The Commerce Commission today released its views on the rules, requirements and processes for a new regulatory regime for fibre networks.
Among other measures, it is proposing initially that Chorus will be subject to both price-quality and information disclosure regulation while the other local fibre companies (Enable Networks, Northpower and Ultrafast Fibre) will be subject to information disclosure only.
Price-quality regulation can be imposed on them after the implementation date if necessary.
With the government’s ultra-fast broadband roll-out scheduled to be completed by the end of 2022, a new regulatory regime is required.
Parliament passed amendments to the Telecommunications Act last year tasking the Commission with creating a utility style regime for fibre networks that, among other objectives, includes preventing Chorus and the other local fibre companies from earning excessive profits.
The regulatory framework, therefore, will see Chorus subject to revenue caps and minimum quality standards.

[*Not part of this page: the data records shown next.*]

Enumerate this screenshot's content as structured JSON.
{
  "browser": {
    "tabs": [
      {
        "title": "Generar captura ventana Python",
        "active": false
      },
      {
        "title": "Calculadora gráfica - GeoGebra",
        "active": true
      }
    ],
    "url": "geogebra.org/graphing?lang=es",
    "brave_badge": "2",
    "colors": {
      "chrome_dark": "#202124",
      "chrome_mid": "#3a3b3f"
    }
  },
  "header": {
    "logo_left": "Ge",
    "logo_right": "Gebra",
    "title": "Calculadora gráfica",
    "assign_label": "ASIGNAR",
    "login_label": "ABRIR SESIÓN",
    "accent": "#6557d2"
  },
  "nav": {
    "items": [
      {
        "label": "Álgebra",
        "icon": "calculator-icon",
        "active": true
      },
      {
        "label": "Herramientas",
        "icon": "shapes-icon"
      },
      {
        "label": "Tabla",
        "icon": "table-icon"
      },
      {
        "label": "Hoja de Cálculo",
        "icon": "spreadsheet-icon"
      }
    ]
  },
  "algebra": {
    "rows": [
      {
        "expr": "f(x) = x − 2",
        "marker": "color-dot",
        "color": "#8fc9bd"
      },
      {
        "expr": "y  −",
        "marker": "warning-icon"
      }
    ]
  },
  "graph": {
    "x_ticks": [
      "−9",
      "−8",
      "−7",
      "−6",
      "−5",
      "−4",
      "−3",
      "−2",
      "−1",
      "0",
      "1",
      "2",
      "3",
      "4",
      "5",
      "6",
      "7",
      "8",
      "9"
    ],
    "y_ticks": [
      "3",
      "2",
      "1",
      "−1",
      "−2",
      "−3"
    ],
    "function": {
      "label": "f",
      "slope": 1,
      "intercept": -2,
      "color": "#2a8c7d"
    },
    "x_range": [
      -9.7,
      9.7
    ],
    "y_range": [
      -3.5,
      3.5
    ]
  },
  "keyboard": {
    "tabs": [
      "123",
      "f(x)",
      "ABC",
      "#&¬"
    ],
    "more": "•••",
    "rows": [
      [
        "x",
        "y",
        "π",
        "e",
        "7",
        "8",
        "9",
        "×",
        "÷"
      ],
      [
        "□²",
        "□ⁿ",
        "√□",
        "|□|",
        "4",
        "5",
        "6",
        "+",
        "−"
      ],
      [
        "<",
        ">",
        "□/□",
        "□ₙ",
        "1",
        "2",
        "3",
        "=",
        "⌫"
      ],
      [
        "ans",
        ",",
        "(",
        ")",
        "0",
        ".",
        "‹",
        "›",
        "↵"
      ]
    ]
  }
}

“The rules we are developing that underpin the revenue caps for Chorus will have an impact on the price consumers end up paying for broadband," telecommunications commissioner Dr Stephen Gale said.
"We are keen to hear from consumer advocates on our current thinking around how we treat key issues such as the cost of capital and what is included in Chorus’ regulated asset base."
The paper says suppliers subject to price-quality regulation must provide anchor services expected to be 100/20Mbps broadband, and voice and DFAS.
The maximum prices charged for these services until the end of the initial regulatory period will be the contract prices immediately before implementation date plus an annual CPI adjustment.
Perhaps contentiously for retailers, an unbundled fibre service is to be provided in accordance with the open access deeds with no price cap initially.
ComCom is also looking at which dimensions of quality matter to New Zealanders, and how they will flow through to the final quality standards required of Chorus.
"The quality dimensions are based on the stages of the fibre service life-cycle and include customer service, service availability and performance among others," Gale explained.
Chorus and the local fibre companies will also be required to publicly disclose information about their performance in what is colloquially known as sunlight regulation.
Gale said the emerging views paper was an opportunity to test the Commission’s thinking on different topics before it made its draft decisions.
“We want to make sure we design a robust and enduring regulatory framework for fibre networks that have become an important part of New Zealanders’ daily lives," he said.
"Consumers and businesses increasingly demand ubiquitous, high speed connections to support an ever-expanding range of activities, so it’s important we get it right.”
A final set of rules is expected in June 2020.